* **GIVEN RECORDS**:

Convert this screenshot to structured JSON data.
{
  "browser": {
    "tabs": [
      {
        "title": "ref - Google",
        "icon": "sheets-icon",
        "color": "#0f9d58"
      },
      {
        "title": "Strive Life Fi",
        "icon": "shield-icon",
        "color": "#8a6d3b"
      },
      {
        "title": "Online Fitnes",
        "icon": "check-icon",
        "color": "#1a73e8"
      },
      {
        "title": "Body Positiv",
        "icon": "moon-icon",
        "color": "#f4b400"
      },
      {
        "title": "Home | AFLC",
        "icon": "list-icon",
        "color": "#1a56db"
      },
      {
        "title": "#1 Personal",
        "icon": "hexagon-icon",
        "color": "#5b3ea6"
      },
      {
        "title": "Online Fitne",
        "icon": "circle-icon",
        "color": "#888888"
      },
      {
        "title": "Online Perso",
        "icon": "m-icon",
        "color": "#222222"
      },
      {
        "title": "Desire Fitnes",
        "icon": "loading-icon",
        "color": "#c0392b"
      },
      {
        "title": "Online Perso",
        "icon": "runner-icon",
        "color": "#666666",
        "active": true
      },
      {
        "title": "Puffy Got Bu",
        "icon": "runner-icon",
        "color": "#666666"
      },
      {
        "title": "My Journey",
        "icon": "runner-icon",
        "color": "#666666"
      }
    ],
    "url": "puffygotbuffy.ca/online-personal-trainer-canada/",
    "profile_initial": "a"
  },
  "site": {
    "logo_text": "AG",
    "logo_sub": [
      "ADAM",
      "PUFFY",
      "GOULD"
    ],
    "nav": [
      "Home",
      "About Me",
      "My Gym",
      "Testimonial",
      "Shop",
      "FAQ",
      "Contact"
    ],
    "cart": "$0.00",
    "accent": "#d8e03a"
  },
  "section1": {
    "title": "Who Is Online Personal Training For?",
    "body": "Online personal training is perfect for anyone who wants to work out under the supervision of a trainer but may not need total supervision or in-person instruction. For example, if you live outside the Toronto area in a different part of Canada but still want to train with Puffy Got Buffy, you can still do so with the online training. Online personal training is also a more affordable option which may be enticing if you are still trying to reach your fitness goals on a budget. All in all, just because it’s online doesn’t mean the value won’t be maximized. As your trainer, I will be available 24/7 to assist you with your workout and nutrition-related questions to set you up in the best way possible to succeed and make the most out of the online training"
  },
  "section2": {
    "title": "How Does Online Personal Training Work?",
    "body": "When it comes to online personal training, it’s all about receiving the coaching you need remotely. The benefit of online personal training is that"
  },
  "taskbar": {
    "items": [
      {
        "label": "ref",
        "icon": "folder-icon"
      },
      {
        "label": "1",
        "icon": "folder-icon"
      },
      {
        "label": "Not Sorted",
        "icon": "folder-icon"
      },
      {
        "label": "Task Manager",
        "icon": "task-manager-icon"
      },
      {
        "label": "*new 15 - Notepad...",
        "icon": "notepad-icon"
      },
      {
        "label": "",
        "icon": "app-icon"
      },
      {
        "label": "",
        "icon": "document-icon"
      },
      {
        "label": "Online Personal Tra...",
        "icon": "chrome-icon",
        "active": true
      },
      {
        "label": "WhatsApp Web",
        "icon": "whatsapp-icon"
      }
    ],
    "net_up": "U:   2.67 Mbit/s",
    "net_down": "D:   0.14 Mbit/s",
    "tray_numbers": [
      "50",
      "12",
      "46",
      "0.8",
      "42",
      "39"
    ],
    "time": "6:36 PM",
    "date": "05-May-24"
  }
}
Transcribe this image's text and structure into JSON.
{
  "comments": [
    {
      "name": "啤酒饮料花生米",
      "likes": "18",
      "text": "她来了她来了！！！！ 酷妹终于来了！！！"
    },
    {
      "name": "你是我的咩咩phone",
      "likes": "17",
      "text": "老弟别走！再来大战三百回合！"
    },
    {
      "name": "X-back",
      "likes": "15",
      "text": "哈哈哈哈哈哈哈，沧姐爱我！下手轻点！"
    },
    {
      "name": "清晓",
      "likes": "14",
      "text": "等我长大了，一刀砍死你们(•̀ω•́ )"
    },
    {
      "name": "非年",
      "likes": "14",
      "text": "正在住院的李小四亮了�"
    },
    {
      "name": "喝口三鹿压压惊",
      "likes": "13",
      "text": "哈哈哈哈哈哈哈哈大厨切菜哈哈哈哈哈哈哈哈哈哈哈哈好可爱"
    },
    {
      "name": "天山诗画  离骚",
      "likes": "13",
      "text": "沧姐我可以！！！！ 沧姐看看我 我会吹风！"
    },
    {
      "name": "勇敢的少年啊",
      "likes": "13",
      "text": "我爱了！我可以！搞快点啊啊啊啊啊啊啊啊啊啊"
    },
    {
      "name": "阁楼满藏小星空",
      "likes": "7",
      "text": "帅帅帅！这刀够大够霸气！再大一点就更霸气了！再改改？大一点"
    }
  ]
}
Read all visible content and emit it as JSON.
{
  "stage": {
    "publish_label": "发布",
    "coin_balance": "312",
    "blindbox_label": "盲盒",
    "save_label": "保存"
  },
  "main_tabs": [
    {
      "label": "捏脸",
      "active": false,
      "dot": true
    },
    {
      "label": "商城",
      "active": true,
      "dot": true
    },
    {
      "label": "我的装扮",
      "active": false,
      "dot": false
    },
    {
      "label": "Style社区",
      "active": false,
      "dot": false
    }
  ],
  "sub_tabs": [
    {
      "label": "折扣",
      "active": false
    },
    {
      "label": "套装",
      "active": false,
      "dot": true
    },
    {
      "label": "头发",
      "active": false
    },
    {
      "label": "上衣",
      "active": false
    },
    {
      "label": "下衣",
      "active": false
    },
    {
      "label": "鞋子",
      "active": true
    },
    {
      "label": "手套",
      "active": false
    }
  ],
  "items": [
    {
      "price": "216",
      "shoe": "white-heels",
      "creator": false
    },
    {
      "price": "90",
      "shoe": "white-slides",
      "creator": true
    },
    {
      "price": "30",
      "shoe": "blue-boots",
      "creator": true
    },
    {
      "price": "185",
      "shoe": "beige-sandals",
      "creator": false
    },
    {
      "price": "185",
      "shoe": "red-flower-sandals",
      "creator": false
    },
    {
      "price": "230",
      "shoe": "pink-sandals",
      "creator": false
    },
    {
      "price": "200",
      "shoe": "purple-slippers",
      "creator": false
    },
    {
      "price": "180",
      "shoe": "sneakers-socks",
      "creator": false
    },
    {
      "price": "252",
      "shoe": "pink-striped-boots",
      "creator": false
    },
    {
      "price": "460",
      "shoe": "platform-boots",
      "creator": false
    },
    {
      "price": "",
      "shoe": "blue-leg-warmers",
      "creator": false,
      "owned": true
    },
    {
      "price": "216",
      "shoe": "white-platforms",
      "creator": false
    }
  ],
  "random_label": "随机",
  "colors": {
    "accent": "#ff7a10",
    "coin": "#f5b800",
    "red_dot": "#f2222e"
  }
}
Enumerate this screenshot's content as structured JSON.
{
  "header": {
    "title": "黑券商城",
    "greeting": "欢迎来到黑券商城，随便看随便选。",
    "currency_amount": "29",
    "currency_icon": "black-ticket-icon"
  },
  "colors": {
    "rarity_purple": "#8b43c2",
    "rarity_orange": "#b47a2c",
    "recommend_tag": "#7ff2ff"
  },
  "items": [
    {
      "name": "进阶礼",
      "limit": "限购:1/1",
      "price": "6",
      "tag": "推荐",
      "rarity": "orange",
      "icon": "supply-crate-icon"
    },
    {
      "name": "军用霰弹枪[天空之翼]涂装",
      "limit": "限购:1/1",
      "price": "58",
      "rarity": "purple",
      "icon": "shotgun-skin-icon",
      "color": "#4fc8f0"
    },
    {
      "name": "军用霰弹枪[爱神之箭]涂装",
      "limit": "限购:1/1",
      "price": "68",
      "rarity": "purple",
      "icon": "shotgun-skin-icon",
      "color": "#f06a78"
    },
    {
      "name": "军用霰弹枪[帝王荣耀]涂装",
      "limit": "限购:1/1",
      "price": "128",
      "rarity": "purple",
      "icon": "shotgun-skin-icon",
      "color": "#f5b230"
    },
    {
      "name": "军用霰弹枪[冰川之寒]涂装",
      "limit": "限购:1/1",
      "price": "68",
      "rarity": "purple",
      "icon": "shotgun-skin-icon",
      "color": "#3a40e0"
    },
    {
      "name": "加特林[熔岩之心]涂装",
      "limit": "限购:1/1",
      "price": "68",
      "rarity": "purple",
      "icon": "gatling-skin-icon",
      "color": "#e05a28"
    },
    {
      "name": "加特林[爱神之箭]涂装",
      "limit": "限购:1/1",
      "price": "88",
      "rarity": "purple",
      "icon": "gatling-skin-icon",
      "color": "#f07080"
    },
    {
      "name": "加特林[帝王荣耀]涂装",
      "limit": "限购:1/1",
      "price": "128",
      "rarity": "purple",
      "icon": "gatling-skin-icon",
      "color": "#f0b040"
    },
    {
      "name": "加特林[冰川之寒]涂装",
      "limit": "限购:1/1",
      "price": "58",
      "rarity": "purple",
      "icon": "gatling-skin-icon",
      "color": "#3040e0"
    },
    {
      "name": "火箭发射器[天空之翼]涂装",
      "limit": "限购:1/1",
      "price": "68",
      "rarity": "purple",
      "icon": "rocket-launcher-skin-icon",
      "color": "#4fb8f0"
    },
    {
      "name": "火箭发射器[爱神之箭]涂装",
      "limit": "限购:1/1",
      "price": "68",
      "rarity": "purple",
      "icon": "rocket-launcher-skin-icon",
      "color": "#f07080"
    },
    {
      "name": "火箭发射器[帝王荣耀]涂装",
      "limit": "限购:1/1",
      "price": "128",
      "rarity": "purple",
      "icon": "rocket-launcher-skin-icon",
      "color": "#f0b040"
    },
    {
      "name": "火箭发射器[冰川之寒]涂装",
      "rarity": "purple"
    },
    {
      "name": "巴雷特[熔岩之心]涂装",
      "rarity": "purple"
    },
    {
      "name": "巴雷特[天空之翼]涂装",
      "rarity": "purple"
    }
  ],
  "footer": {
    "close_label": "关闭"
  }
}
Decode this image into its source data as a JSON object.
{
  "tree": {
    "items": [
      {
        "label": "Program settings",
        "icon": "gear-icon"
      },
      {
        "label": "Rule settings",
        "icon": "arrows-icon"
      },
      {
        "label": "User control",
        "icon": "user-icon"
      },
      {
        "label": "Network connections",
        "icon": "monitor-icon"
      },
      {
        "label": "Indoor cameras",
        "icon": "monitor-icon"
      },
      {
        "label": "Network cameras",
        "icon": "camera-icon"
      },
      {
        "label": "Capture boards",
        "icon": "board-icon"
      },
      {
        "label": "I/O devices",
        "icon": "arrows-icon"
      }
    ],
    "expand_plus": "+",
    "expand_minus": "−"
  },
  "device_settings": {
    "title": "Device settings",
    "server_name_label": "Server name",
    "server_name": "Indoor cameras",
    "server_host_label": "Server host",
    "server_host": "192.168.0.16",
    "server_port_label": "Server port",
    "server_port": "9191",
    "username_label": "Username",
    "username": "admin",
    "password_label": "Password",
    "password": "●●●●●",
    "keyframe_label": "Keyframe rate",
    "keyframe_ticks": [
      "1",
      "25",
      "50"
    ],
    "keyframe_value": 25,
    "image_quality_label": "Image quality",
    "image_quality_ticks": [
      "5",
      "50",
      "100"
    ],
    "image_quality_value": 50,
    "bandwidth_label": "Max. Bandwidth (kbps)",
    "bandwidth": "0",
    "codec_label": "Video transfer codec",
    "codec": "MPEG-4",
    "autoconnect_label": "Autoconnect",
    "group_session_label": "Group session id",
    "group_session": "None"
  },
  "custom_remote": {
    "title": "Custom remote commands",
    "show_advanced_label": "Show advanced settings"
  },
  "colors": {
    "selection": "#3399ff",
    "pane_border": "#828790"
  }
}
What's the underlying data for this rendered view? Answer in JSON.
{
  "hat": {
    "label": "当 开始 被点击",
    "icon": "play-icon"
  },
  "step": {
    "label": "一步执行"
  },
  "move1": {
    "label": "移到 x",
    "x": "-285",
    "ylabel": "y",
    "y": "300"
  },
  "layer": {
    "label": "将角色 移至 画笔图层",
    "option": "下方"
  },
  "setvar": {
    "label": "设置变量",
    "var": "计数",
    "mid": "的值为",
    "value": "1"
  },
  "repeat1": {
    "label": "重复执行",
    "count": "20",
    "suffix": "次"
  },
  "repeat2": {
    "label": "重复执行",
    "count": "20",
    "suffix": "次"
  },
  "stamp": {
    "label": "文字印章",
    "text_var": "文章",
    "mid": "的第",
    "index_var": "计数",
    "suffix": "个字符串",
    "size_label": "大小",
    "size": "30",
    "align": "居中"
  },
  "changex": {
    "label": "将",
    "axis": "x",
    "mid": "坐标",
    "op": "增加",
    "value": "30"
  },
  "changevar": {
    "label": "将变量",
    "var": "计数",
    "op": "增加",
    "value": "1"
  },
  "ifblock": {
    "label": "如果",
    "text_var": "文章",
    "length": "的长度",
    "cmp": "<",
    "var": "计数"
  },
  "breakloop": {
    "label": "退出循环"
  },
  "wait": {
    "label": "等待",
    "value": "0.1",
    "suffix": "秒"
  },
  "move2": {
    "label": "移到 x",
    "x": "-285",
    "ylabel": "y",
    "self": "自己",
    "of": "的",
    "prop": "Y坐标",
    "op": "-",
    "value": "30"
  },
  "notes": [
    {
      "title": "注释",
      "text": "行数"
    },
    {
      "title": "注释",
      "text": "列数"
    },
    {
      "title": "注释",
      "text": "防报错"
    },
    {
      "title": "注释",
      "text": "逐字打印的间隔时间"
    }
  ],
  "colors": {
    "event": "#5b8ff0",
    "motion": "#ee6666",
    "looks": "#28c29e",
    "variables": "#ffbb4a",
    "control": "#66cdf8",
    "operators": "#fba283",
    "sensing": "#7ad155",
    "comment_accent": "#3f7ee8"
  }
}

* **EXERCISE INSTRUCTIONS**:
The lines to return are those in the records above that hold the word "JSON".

* **COMPLETED EXERCISE**:
Convert this screenshot to structured JSON data.
Transcribe this image's text and structure into JSON.
Read all visible content and emit it as JSON.
Enumerate this screenshot's content as structured JSON.
Decode this image into its source data as a JSON object.
What's the underlying data for this rendered view? Answer in JSON.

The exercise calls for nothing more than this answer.